**PROBLEM STATEMENT:** Output the listing in full. Every line stays exactly as it is.

**ENTRIES SHOWN:**
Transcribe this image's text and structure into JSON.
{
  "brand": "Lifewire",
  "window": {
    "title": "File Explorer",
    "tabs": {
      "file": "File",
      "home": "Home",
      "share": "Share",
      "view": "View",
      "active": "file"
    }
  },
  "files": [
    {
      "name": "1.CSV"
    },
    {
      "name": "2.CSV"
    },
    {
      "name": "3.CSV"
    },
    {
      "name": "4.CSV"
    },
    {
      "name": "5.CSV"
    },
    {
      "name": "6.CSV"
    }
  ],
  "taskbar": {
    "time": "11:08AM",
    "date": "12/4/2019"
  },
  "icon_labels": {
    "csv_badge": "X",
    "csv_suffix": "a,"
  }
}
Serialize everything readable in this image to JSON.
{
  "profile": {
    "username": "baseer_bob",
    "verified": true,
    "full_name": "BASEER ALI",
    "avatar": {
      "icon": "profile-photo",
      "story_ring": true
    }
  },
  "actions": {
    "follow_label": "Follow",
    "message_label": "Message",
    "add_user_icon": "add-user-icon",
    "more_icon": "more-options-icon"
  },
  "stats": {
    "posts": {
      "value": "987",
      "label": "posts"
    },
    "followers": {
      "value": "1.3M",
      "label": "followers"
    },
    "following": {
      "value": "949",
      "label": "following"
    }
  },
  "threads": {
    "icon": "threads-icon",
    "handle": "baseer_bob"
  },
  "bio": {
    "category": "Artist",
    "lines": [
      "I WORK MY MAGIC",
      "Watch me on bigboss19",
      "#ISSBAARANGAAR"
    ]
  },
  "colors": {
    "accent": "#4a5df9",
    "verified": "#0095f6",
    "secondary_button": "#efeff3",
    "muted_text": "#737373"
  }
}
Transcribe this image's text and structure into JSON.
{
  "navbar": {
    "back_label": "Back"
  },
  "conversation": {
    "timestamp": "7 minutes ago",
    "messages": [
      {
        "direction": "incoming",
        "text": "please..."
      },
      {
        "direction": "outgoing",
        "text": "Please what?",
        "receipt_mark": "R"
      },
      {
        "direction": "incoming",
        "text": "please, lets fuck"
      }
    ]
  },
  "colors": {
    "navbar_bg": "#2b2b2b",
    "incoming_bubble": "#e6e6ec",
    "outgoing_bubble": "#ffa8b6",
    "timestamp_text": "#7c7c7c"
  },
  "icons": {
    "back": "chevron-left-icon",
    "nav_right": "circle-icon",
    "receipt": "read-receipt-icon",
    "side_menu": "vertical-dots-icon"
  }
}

**EXERCISE RESULT:**
Transcribe this image's text and structure into JSON.
{
  "brand": "Lifewire",
  "window": {
    "title": "File Explorer",
    "tabs": {
      "file": "File",
      "home": "Home",
      "share": "Share",
      "view": "View",
      "active": "file"
    }
  },
  "files": [
    {
      "name": "1.CSV"
    },
    {
      "name": "2.CSV"
    },
    {
      "name": "3.CSV"
    },
    {
      "name": "4.CSV"
    },
    {
      "name": "5.CSV"
    },
    {
      "name": "6.CSV"
    }
  ],
  "taskbar": {
    "time": "11:08AM",
    "date": "12/4/2019"
  },
  "icon_labels": {
    "csv_badge": "X",
    "csv_suffix": "a,"
  }
}
Serialize everything readable in this image to JSON.
{
  "profile": {
    "username": "baseer_bob",
    "verified": true,
    "full_name": "BASEER ALI",
    "avatar": {
      "icon": "profile-photo",
      "story_ring": true
    }
  },
  "actions": {
    "follow_label": "Follow",
    "message_label": "Message",
    "add_user_icon": "add-user-icon",
    "more_icon": "more-options-icon"
  },
  "stats": {
    "posts": {
      "value": "987",
      "label": "posts"
    },
    "followers": {
      "value": "1.3M",
      "label": "followers"
    },
    "following": {
      "value": "949",
      "label": "following"
    }
  },
  "threads": {
    "icon": "threads-icon",
    "handle": "baseer_bob"
  },
  "bio": {
    "category": "Artist",
    "lines": [
      "I WORK MY MAGIC",
      "Watch me on bigboss19",
      "#ISSBAARANGAAR"
    ]
  },
  "colors": {
    "accent": "#4a5df9",
    "verified": "#0095f6",
    "secondary_button": "#efeff3",
    "muted_text": "#737373"
  }
}
Transcribe this image's text and structure into JSON.
{
  "navbar": {
    "back_label": "Back"
  },
  "conversation": {
    "timestamp": "7 minutes ago",
    "messages": [
      {
        "direction": "incoming",
        "text": "please..."
      },
      {
        "direction": "outgoing",
        "text": "Please what?",
        "receipt_mark": "R"
      },
      {
        "direction": "incoming",
        "text": "please, lets fuck"
      }
    ]
  },
  "colors": {
    "navbar_bg": "#2b2b2b",
    "incoming_bubble": "#e6e6ec",
    "outgoing_bubble": "#ffa8b6",
    "timestamp_text": "#7c7c7c"
  },
  "icons": {
    "back": "chevron-left-icon",
    "nav_right": "circle-icon",
    "receipt": "read-receipt-icon",
    "side_menu": "vertical-dots-icon"
  }
}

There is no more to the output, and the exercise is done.